What to work on. Answer with one number: the count of lines in this material that hold the word "title".

Dataset extract.

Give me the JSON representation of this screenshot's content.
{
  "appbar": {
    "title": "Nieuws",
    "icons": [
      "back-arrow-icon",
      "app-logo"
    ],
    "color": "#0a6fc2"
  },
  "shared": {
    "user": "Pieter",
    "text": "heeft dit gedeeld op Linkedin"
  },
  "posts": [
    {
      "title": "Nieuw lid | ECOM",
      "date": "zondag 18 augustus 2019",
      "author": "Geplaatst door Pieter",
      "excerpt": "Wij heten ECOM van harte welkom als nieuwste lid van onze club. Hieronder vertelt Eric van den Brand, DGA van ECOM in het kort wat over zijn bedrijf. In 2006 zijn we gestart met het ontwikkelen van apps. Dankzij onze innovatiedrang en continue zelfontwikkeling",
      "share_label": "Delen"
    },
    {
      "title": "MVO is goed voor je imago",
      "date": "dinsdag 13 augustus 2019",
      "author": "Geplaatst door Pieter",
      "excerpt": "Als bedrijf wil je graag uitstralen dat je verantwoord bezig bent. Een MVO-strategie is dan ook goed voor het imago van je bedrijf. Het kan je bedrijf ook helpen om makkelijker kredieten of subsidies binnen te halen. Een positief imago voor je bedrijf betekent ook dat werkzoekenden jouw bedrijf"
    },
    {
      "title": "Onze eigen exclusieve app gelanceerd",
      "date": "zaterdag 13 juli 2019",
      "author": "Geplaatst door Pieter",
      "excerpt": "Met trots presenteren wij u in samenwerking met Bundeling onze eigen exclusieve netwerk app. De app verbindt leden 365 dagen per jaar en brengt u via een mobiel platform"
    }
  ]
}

Solved problem. 4